Scree soles have a deep tunnel for the cleat area - about the maximum that Shimano specs for SPD operation. Shims are included for non-conforming pedals. While the big lugs molded into the sole may appear to impede entry into the pedal mechanism, that did not prove to be an issue.
Discussing the possible up and downsides of Mavic's cross-mountain shoes in a technical sense reveals few design flaws. Until the soles had some break-in time, the release pressure of the Shimano Trail pedals would feel sticky. After a couple of rides, however, all was set right and the problem never returned. Gore-Tex does its job well, keeping the inside of the shoes dry and water out. While winter weather in San Diego is hardly comparable to Scotland, record lows (30 F)
and actual rainstorms (1.5 inches)
, however pathetic, were useful enough to declare that the Screes were comfortable in the wet - and it was warm enough in between the storms to claim that Scree shoes will probably be too hot for temperate summer riding. The only potentially bothersome aspect that I discovered was that the top of the Scree's padded ankles act like a small shelf which can trap mud and pointy brush. While wet and crud do not enter the shoe, they do get into your socks - and the pointy bits can peck through there and become annoying.Pinkbike's take:
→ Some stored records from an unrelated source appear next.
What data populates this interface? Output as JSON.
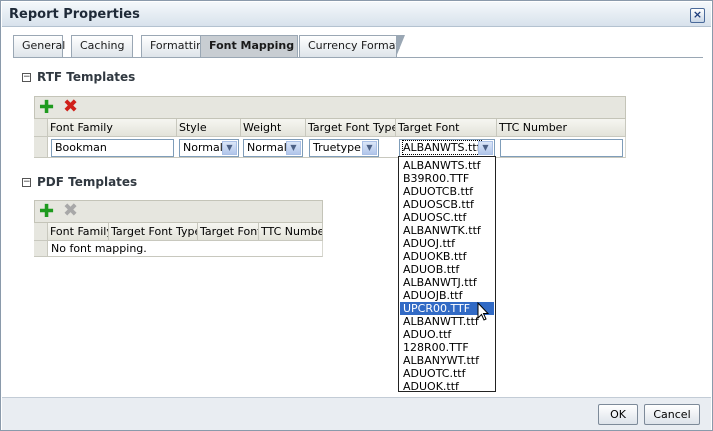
{
  "dialog": {
    "title": "Report Properties",
    "close_glyph": "×"
  },
  "tabs": [
    {
      "label": "General",
      "active": false
    },
    {
      "label": "Caching",
      "active": false
    },
    {
      "label": "Formatting",
      "active": false
    },
    {
      "label": "Font Mapping",
      "active": true
    },
    {
      "label": "Currency Format",
      "active": false
    }
  ],
  "rtf": {
    "title": "RTF Templates",
    "toggle": "−",
    "columns": [
      "Font Family",
      "Style",
      "Weight",
      "Target Font Type",
      "Target Font",
      "TTC Number"
    ],
    "row": {
      "font_family": "Bookman",
      "style": "Normal",
      "weight": "Normal",
      "target_font_type": "Truetype",
      "target_font": "ALBANWTS.ttf",
      "ttc_number": ""
    }
  },
  "pdf": {
    "title": "PDF Templates",
    "toggle": "−",
    "columns": [
      "Font Family",
      "Target Font Type",
      "Target Font",
      "TTC Number"
    ],
    "empty_text": "No font mapping."
  },
  "font_dropdown": {
    "options": [
      "ALBANWTS.ttf",
      "B39R00.TTF",
      "ADUOTCB.ttf",
      "ADUOSCB.ttf",
      "ADUOSC.ttf",
      "ALBANWTK.ttf",
      "ADUOJ.ttf",
      "ADUOKB.ttf",
      "ADUOB.ttf",
      "ALBANWTJ.ttf",
      "ADUOJB.ttf",
      "UPCR00.TTF",
      "ALBANWTT.ttf",
      "ADUO.ttf",
      "128R00.TTF",
      "ALBANYWT.ttf",
      "ADUOTC.ttf",
      "ADUOK.ttf"
    ],
    "highlighted": "UPCR00.TTF"
  },
  "footer": {
    "ok_label": "OK",
    "cancel_label": "Cancel"
  },
  "icons": {
    "add": "add-icon",
    "delete": "delete-icon",
    "dropdown_arrow": "▼"
  }
}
|I have become quite fond of my Scree shoes this winter. While Mavic placed the Scree in a sort of no-man's-land, somewhere between a dedicated cycling shoe and a hiking boot - it works. Screes are built tough enough to hike and work in, and they still manage to pedal well as all-day-riders. I intended to use them to ride to section of trail, where I would then trade my bike for a shovel, but Mavic built so much performance into the Screes that I now use them for everything. Well constructed and tough as tree roots, I would recommend Mavic's 'Cross-Mountain' shoes for anyone who rides clipped in and needs a true cycling shoe with dependable backcountry attributes. When summer comes, I'll have to trade them in for a cooler shoe, but for now, Mavic's Screes are my go-to's - RC|